Could you copy each line of the entries that contains "Ctrl"?

Data listing Start Marker

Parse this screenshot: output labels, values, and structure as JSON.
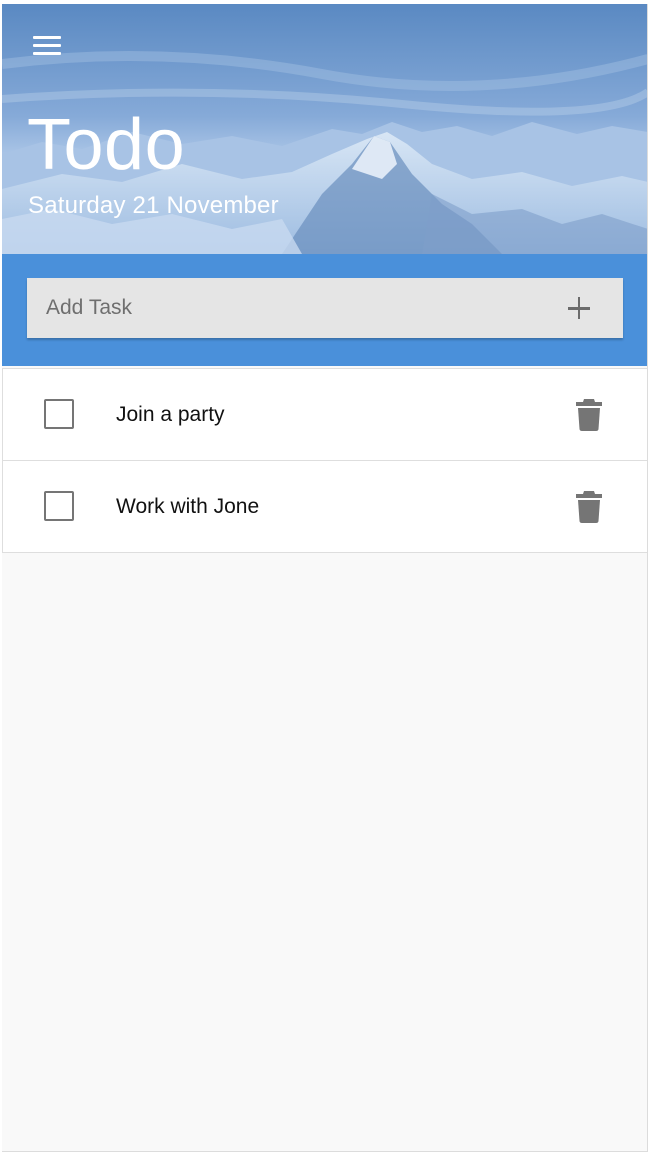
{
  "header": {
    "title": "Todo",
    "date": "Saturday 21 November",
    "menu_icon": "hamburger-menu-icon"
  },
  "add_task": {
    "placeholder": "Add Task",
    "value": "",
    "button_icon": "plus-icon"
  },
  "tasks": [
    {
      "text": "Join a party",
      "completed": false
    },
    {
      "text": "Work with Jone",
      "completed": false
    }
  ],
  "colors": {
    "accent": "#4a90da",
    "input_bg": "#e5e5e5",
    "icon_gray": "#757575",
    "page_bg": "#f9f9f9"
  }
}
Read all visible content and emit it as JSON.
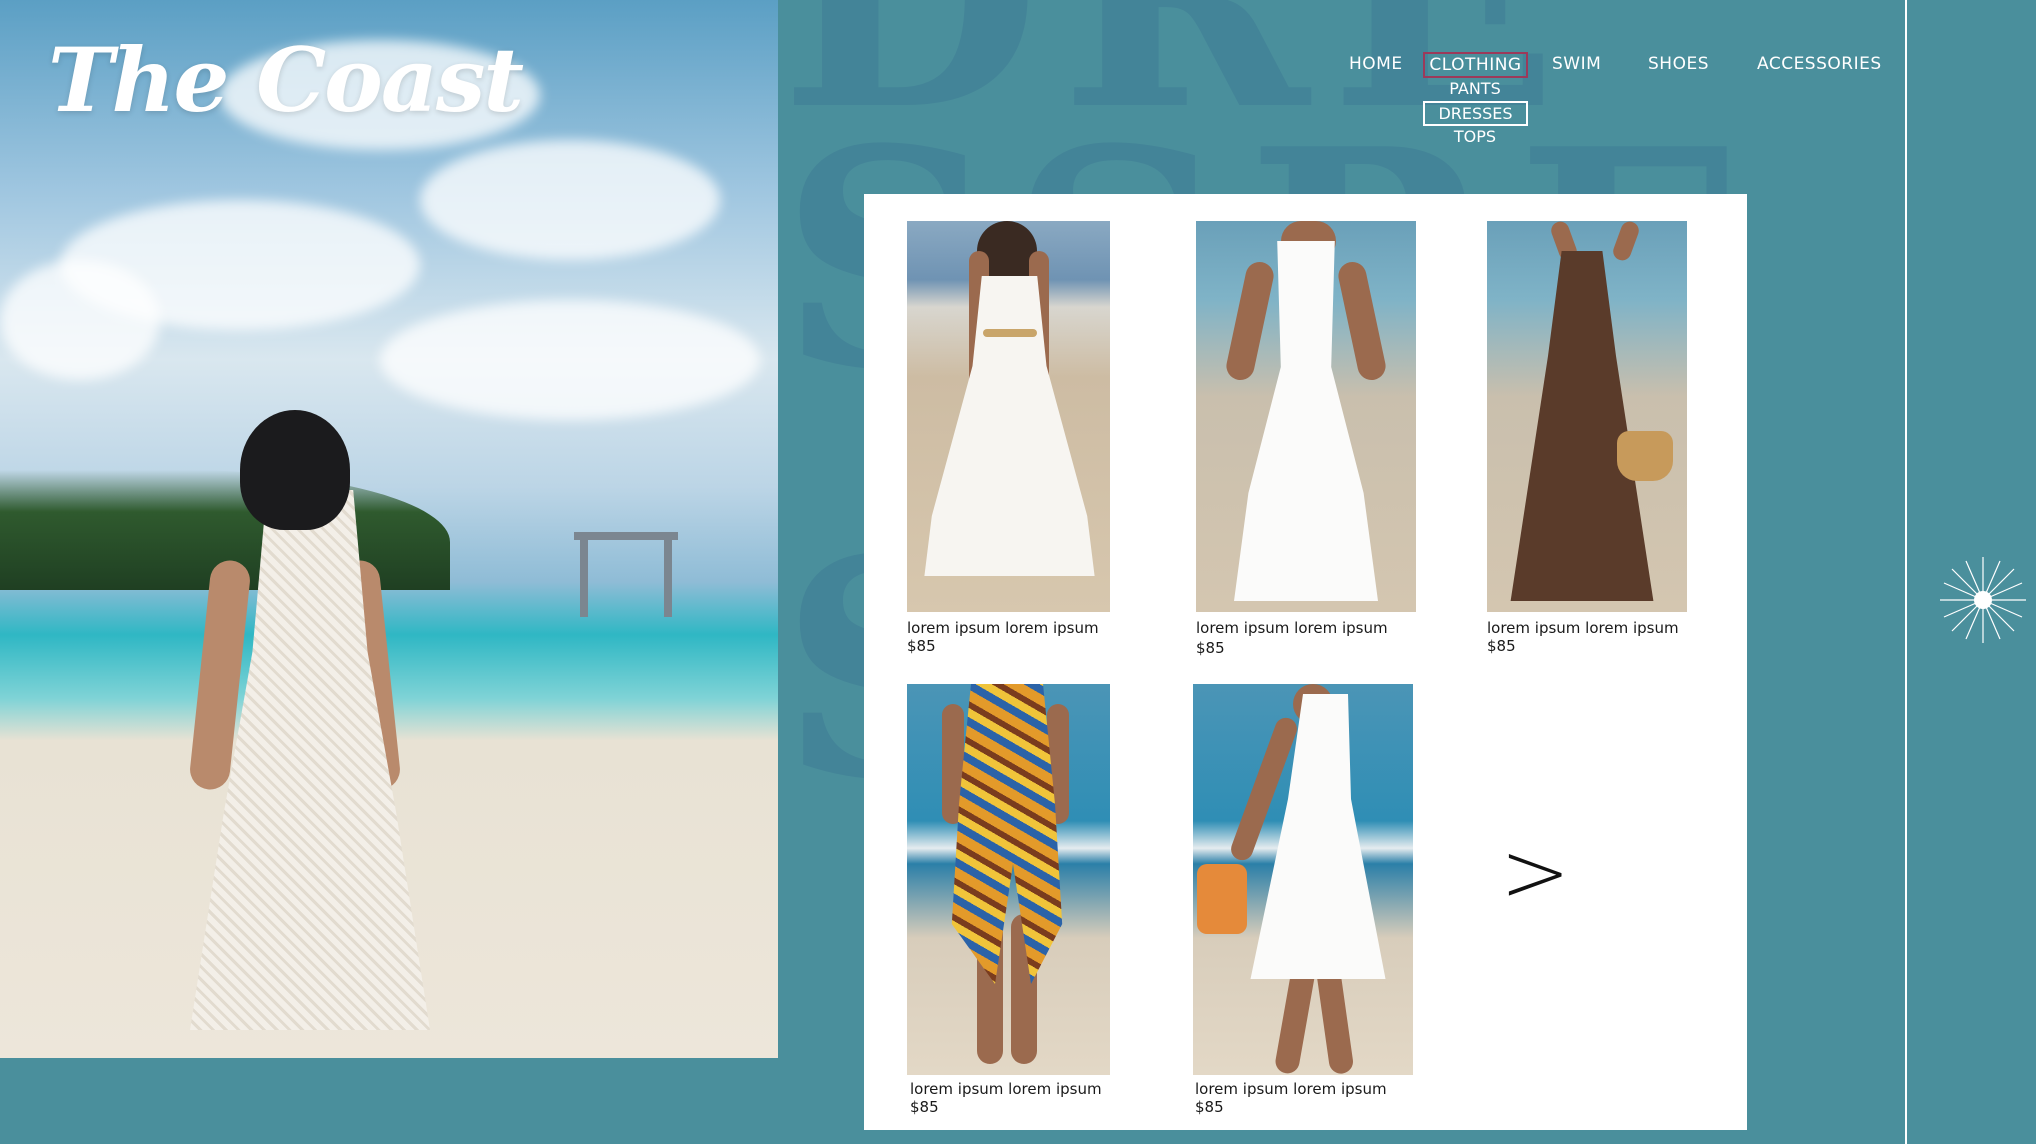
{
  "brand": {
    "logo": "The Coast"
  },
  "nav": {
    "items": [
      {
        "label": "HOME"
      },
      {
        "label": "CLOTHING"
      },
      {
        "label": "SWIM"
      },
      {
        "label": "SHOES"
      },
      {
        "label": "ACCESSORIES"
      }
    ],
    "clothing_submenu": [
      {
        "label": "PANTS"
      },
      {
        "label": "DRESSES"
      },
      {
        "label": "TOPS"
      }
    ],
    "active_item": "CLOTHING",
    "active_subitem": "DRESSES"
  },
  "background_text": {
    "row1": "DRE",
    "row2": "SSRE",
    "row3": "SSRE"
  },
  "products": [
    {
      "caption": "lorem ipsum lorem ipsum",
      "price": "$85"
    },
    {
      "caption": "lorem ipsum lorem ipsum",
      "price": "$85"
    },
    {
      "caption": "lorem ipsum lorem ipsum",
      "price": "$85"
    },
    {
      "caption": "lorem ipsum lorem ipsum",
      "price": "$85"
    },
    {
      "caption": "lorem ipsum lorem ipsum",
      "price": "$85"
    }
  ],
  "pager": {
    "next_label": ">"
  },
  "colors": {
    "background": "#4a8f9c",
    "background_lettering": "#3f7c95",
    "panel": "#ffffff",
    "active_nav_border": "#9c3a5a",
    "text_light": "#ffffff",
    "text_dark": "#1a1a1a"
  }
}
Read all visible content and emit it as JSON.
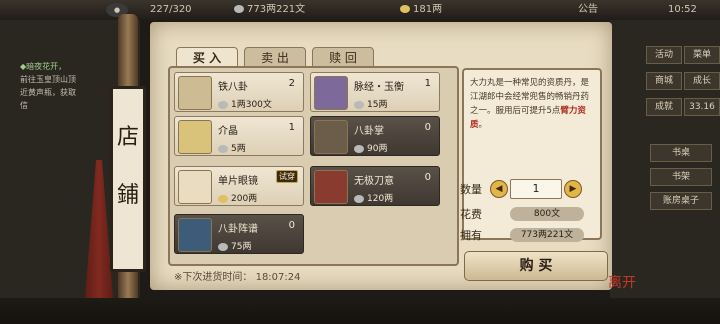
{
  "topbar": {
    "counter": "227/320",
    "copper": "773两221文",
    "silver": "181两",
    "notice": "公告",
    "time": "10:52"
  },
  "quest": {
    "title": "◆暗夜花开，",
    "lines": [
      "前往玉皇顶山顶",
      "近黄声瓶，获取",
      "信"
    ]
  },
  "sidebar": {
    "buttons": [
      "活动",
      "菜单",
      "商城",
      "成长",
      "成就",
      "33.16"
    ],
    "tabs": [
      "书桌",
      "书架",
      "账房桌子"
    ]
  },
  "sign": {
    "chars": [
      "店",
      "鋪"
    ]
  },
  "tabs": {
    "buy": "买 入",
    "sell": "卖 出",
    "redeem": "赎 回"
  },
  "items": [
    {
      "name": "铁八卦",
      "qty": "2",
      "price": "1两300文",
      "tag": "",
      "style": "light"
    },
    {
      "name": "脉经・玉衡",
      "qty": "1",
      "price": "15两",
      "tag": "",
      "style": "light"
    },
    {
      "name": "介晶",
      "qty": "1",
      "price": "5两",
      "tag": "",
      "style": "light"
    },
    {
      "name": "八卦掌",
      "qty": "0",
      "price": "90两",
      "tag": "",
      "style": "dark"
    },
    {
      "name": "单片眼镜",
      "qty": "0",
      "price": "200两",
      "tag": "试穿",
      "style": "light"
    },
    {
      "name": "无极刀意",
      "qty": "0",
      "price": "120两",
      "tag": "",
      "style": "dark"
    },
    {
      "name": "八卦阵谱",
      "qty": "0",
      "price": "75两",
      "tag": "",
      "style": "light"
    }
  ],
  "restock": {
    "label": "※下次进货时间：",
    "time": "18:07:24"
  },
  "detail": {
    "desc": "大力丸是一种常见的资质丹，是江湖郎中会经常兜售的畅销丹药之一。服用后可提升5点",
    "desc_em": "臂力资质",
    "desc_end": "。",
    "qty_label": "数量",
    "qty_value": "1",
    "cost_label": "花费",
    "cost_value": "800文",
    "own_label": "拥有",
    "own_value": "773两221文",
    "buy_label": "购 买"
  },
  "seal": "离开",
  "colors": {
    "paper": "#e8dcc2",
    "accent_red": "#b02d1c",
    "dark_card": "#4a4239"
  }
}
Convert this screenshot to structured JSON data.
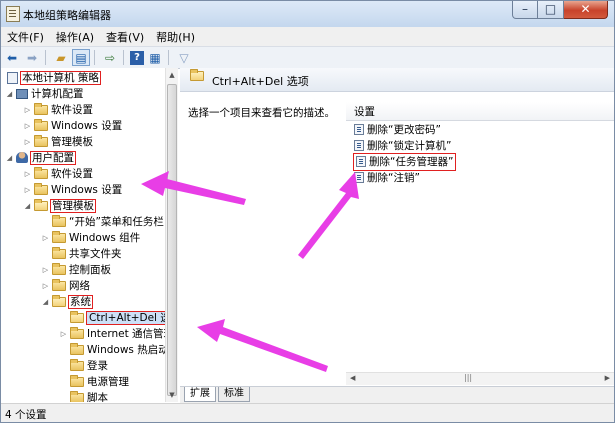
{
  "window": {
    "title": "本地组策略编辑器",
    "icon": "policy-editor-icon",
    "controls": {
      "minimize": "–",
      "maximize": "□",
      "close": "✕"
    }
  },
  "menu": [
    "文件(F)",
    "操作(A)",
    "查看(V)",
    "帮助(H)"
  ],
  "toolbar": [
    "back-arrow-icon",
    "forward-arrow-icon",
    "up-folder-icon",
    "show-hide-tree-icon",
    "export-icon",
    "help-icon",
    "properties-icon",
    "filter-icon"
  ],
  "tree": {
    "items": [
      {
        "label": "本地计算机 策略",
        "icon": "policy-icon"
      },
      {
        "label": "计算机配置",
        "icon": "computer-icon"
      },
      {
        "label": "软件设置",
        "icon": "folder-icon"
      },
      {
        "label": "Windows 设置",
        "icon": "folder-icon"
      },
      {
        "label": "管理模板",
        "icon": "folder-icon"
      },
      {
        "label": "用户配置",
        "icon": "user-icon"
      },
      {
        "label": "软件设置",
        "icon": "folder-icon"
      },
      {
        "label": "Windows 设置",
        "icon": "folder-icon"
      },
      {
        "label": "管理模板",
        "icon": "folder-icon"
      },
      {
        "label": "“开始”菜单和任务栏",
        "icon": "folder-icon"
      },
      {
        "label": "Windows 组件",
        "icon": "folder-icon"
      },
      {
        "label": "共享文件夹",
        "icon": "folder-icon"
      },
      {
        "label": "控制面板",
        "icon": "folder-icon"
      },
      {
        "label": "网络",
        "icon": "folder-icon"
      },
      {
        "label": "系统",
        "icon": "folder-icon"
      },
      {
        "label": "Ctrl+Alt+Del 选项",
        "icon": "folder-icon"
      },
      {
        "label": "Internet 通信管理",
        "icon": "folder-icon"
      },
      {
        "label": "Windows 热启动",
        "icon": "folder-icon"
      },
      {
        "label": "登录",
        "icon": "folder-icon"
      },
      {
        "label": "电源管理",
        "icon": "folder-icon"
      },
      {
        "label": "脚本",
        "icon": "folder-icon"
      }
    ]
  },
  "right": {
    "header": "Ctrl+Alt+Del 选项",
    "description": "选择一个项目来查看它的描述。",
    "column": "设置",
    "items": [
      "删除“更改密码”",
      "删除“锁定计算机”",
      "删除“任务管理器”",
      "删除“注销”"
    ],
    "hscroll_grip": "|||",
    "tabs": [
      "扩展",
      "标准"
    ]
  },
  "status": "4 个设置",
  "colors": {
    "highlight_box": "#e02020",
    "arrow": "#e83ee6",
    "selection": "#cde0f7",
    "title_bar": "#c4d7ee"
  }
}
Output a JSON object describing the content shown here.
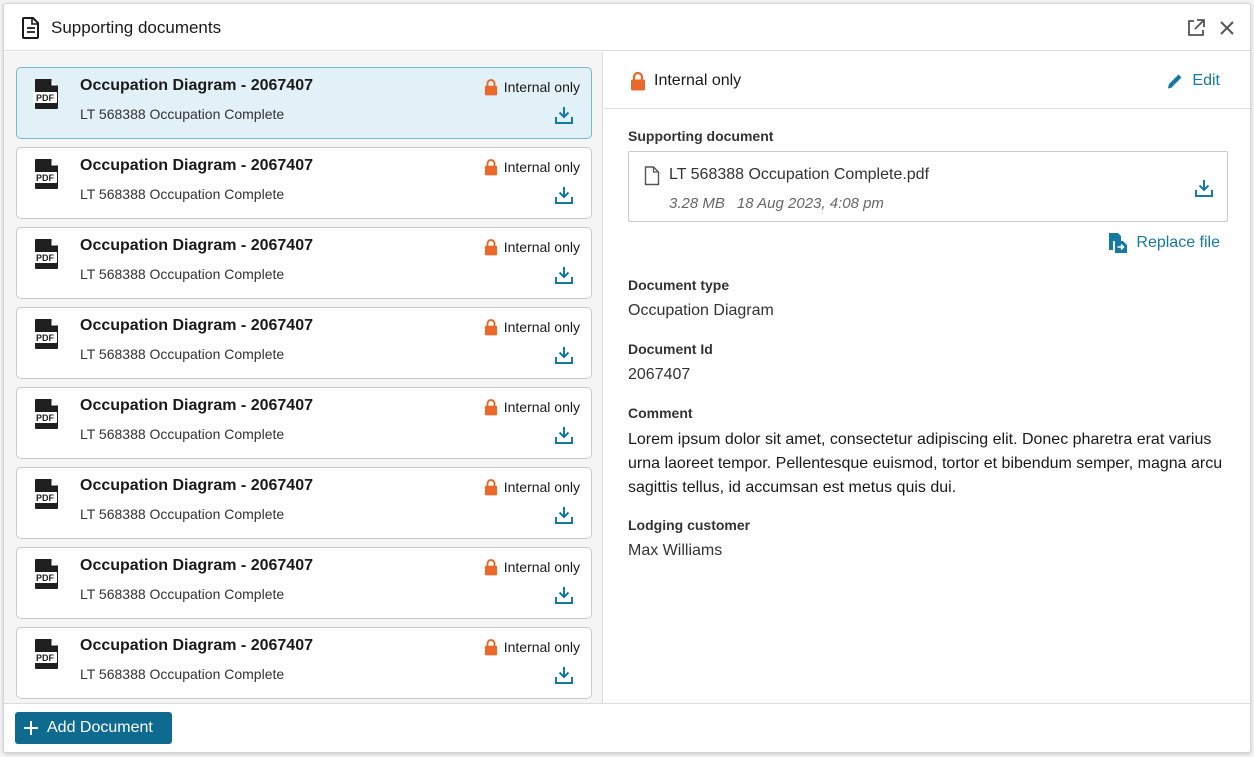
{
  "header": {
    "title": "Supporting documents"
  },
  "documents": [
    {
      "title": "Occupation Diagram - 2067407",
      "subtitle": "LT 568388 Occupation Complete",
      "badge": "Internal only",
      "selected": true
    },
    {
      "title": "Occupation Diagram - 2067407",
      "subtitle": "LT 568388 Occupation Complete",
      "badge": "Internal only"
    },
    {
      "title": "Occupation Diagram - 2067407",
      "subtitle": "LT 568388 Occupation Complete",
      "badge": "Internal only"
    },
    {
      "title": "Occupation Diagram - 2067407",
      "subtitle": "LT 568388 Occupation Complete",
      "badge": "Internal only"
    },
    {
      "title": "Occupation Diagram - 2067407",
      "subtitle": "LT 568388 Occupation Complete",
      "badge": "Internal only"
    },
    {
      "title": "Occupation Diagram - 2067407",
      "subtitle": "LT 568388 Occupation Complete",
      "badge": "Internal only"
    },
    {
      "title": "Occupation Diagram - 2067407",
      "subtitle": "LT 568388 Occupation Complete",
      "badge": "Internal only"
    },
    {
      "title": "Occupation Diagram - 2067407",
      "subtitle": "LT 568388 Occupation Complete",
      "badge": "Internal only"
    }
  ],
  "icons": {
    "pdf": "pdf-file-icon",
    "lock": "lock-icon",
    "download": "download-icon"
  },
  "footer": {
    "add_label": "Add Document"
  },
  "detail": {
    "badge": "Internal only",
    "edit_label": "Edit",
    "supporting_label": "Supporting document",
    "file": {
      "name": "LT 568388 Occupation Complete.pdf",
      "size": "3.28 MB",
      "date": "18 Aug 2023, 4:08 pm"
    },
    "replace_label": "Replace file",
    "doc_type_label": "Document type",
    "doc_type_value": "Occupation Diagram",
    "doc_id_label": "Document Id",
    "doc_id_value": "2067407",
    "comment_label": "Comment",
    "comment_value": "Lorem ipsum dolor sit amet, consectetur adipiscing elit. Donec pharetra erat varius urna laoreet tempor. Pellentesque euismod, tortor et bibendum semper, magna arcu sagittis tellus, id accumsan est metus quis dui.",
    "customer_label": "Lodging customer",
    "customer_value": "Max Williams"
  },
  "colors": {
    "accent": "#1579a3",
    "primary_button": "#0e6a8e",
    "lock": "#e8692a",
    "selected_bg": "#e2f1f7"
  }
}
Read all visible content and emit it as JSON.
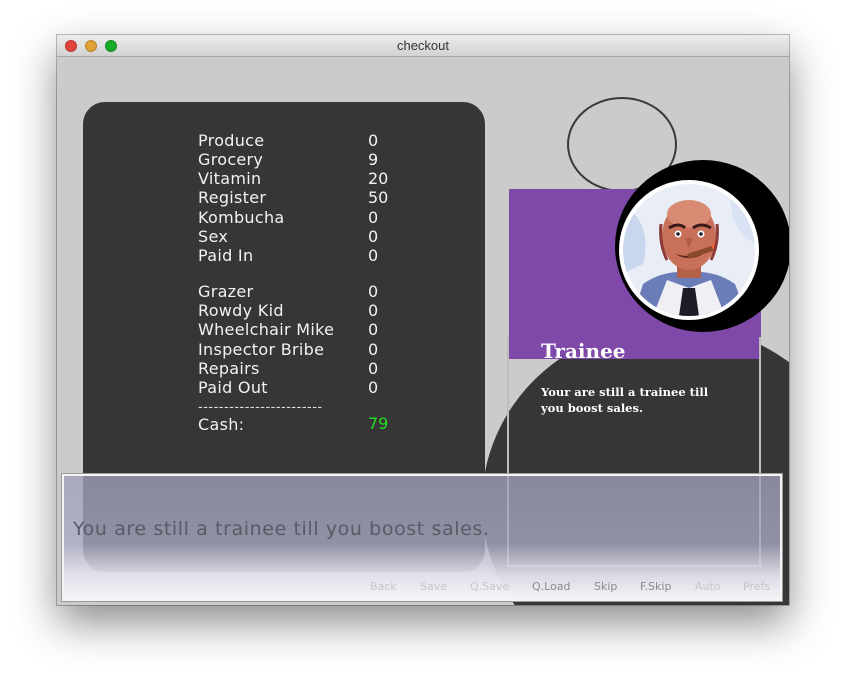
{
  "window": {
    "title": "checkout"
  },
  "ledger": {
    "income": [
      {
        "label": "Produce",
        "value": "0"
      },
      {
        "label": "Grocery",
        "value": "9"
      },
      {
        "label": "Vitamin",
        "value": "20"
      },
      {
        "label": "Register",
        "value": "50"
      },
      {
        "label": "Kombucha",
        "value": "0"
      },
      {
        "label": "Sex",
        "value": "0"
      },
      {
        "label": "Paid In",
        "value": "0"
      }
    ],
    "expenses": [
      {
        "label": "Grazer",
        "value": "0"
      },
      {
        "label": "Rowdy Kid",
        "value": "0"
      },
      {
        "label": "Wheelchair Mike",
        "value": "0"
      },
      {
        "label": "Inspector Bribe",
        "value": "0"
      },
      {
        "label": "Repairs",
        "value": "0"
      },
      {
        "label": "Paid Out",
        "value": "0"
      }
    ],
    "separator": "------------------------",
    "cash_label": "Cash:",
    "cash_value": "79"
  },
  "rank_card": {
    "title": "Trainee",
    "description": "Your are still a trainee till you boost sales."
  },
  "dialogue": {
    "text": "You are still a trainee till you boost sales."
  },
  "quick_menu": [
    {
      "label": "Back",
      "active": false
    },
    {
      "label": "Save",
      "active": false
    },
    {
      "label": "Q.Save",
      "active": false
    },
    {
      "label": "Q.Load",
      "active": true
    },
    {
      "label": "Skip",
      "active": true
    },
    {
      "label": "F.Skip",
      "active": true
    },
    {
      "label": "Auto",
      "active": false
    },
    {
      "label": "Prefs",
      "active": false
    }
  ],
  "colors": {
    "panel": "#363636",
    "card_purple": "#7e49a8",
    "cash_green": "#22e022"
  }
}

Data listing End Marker

Response |
        "label": "Ctrl+Alt+Del 选项",
    "header": "Ctrl+Alt+Del 选项",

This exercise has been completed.